Work task:
Among the entries below, count the lines that contain the word "true". Respond with the count only.
[Records]
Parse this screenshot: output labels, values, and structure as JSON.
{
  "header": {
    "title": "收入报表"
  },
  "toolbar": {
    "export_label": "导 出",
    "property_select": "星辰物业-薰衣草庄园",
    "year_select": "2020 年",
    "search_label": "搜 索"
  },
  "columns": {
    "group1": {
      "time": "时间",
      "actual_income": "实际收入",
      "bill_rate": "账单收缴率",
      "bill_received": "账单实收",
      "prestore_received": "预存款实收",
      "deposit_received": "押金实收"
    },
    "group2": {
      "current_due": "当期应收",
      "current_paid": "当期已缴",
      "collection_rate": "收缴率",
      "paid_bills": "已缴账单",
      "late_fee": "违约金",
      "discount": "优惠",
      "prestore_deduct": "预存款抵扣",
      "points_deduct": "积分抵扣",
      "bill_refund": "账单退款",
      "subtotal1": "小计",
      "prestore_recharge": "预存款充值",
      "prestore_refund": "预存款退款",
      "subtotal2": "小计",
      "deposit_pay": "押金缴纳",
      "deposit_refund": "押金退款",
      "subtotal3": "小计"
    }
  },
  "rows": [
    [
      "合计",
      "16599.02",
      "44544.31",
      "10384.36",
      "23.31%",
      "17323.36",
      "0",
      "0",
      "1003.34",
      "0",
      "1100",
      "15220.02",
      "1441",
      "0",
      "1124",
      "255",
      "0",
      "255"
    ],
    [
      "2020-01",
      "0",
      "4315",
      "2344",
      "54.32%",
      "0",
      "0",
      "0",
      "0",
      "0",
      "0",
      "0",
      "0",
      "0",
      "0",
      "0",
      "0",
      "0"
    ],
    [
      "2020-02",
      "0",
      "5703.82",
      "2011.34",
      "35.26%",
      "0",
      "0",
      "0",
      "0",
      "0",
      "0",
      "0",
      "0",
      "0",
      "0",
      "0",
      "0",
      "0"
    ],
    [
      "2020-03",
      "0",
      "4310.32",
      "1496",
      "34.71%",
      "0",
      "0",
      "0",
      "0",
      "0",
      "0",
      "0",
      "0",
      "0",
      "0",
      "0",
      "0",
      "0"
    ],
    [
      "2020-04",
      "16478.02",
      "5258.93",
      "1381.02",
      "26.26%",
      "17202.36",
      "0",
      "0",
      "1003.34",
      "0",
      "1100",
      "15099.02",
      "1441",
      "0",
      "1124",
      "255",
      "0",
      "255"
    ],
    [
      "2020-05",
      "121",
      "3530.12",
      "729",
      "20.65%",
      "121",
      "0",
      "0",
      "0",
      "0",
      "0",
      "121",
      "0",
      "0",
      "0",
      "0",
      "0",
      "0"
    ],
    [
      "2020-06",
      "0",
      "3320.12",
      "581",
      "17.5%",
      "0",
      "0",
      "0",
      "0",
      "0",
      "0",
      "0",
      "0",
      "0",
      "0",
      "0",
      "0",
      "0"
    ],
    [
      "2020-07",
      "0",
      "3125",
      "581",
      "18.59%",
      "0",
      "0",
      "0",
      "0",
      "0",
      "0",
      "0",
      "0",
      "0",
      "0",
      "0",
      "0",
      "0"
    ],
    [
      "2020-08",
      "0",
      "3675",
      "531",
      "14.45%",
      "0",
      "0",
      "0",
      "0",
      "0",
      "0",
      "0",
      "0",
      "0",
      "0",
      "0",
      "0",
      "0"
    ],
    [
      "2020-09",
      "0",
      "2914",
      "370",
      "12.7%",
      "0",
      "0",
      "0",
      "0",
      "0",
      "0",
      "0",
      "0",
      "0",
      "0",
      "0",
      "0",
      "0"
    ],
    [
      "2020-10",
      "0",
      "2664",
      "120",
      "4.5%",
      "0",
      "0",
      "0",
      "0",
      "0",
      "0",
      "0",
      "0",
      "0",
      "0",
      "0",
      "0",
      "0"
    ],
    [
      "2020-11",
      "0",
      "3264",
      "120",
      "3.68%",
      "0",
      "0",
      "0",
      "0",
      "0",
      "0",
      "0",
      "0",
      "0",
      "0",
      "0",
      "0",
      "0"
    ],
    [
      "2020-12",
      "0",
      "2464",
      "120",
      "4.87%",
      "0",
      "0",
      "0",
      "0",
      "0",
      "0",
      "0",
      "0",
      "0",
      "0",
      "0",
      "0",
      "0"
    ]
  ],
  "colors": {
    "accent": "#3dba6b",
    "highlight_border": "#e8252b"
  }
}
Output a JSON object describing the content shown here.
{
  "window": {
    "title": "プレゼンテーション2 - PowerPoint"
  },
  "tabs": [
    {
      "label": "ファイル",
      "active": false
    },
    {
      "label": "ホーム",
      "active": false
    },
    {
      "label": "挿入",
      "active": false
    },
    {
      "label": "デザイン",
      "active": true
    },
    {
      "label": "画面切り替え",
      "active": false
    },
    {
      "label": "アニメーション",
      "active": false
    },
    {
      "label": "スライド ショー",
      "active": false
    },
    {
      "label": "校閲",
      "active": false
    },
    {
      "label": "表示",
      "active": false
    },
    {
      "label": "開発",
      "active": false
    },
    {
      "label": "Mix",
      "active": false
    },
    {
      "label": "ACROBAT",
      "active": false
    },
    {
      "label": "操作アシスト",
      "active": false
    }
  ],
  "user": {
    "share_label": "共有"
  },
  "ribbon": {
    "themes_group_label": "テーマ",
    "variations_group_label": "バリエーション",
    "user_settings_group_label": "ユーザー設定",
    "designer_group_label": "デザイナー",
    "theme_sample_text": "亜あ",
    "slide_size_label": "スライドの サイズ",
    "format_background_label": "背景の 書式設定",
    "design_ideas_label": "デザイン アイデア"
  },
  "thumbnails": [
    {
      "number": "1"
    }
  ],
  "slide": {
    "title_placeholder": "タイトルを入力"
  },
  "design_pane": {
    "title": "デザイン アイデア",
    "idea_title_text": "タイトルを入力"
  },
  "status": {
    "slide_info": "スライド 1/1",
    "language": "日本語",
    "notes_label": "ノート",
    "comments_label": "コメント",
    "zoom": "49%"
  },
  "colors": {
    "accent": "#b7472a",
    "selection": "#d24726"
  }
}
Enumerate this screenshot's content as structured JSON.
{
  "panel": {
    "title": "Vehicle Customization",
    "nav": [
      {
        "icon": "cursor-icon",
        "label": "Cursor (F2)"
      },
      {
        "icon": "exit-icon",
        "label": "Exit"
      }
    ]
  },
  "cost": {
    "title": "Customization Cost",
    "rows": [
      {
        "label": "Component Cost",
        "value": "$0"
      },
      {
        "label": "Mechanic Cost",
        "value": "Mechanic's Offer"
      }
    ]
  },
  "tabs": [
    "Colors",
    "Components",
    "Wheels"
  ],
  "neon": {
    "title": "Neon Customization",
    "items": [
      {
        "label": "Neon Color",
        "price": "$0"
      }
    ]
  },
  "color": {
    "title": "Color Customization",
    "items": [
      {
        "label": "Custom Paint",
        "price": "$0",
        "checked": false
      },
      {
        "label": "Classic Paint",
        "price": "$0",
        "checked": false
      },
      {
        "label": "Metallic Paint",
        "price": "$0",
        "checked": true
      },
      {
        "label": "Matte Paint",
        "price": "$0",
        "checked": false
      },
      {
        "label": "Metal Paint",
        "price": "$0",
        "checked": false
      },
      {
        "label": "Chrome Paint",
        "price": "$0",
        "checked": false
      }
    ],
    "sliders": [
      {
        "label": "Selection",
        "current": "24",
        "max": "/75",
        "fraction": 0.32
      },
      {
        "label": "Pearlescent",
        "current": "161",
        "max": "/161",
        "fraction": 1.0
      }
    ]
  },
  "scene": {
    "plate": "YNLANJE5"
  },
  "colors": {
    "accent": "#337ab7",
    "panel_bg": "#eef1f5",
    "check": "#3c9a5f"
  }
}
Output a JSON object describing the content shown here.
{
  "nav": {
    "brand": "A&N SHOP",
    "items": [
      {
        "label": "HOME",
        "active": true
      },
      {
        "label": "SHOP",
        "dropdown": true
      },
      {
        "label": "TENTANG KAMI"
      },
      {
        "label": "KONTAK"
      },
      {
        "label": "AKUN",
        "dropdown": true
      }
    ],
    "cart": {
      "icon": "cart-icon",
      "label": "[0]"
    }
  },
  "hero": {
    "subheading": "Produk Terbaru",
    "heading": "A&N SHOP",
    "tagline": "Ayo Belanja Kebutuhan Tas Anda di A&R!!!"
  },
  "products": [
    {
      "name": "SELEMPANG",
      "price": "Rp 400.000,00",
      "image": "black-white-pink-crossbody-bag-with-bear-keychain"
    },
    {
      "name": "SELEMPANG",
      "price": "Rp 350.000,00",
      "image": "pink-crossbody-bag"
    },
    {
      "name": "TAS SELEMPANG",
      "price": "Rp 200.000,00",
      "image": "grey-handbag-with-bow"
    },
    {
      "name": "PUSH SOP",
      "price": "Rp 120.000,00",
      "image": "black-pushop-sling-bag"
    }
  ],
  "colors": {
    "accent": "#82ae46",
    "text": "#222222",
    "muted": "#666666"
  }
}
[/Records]
Solution below:
5